A dismal response in this week’s auction for next-generation cellphone spectrum licences means cash-strapped Pakistan will struggle to fund its budget this year, finance and IT ministry officials and telecom industry executives told news agency Reuters.
Pakistan is set to hold long-awaited auctions for 3G and 4G network licences on April 23, a step the government projects will raise $2 billion to boost the country’s foreign reserves.
But officials say there has been scant interest in Monday’s bidding process and estimate Pakistan will raise no more than $850 million.
“The finance minister (Ishaq Dar) is very angry, so much so that he wants to call off the auction if we are so embarrassingly off target,” said an official on his team, who declined to be identified as he is not authorised to speak officially on the matter.
“This has happened because of an over enthusiastic IT ministry which oversold an undercooked plan to its fiscal managers. It looks like heads may roll on this one.”
Pakistan is the only major country in the region that still does not offer 3G services. Its neighbour, war-ravaged Afghanistan, switched to 3G services in 2012.
There are about 132 million mobile phones in use in Pakistan, a country of 180 million people, according to the Pakistan Telecommunication Authority.
Pakistan’s telecommunications market was deregulated in 2004 and foreign firms such as Etisalat have invested heavily in recent years.
The finance ministry said in February that Pakistan would sell both the 3G and the more advanced 4G LTE spectrum. Selling just 3G licences could raise $2 billion, and bundling them with 4G spectrum could generate between $4 billion and $5 billion, finance minister Ishaq Dar had estimated.
The 3G spectrum auction was expected to raise Pakistan’s gross domestic product by $8 billion and indirectly create up to 900,000 new jobs, a government-commissioned study by Plum Consulting said.
But when bidding closed at 4 pm on Monday, only four out of five cellular mobile companies operating in Pakistan had submitted bids and no new companies showed interest, sources privy to the bidding told Reuters.
Telecom companies Mobilink and Zong bid for 10 MHz. Telenor and Ufone both bid for 5 MHz.
Warid Telecom Pakistan, owned by the privately-held conglomerate Abu Dhabi Group, did not submit a bid, said a source in the company. Neither did Turkcell and Saudi Telecom Company, two foreign companies who had earlier shown interest.

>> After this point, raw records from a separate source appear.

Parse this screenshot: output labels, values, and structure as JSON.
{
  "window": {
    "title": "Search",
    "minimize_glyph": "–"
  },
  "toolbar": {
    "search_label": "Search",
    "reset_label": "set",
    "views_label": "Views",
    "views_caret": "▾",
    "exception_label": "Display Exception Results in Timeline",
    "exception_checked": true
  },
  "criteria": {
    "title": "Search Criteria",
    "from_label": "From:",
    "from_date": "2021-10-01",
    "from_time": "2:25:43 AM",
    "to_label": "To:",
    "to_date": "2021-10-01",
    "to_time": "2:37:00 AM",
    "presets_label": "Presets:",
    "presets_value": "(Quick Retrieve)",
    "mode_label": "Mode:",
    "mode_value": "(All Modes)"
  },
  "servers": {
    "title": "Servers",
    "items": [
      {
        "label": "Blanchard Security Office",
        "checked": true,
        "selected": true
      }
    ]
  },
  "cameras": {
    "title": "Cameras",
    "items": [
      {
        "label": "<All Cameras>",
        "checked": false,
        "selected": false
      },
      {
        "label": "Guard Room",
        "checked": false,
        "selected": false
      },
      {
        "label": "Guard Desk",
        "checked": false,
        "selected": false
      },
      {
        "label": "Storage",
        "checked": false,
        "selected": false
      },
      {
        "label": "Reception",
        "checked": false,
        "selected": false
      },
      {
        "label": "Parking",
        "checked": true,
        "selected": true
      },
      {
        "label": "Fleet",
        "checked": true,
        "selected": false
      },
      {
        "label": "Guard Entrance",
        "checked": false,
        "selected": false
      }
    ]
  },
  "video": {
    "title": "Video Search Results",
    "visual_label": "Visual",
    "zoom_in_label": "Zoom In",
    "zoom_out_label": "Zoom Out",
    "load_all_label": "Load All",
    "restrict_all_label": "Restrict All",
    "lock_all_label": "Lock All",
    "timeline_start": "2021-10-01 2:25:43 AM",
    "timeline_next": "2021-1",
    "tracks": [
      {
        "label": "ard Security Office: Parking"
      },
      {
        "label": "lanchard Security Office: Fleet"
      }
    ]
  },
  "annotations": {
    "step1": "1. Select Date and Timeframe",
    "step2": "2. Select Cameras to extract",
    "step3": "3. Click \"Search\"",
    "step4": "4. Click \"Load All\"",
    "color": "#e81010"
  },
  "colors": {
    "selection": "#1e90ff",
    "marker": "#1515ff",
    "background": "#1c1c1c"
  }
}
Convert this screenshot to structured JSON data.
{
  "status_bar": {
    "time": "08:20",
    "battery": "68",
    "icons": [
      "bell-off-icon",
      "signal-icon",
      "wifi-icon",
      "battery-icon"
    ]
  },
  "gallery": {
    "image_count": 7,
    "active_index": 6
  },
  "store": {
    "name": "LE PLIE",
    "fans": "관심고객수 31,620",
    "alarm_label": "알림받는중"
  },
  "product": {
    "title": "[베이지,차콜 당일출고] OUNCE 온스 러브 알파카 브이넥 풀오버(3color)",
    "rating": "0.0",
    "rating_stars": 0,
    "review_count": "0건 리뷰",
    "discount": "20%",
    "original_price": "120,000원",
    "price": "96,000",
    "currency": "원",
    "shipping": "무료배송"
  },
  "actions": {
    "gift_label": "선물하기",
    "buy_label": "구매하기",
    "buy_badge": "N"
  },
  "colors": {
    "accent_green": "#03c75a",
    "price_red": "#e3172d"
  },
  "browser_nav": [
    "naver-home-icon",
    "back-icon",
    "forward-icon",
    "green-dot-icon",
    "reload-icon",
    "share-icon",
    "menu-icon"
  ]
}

“There are four available 3G blocks in 1800 MHz: two 10 MHz and two 5 MHz. The base price for 10 MHz block is $291 Million and 5 MHz is $146 million,” said a finance ministry official present at Monday’s bidding.
“The auction is thus expected to go for $863 million, nowhere close to $2 billion.”
Bids for 4G LTE licences were to start at $210 million. No operator has shown any interest.
“It looks like 4G won’t fetch any money,” the finance ministry source said. “The disappointing bids are deepening the budget hole by almost $1.7 billion and are such a big hit the finance minister is ready to postpone the whole auction process.”
Spokesmen in the finance ministry, the IT ministry and telecom companies taking part in the bid said they were not authorised to officially comment on the issue.
The disappointing response will pile further pressure on embattled Information Technology Minister Anusha Rahman, who is overseeing the auction.
She drew criticism last month after appointing her husband to the Board of Directors at Ufone, one of the companies bidding for licences and partly owned by the government. He later resigned.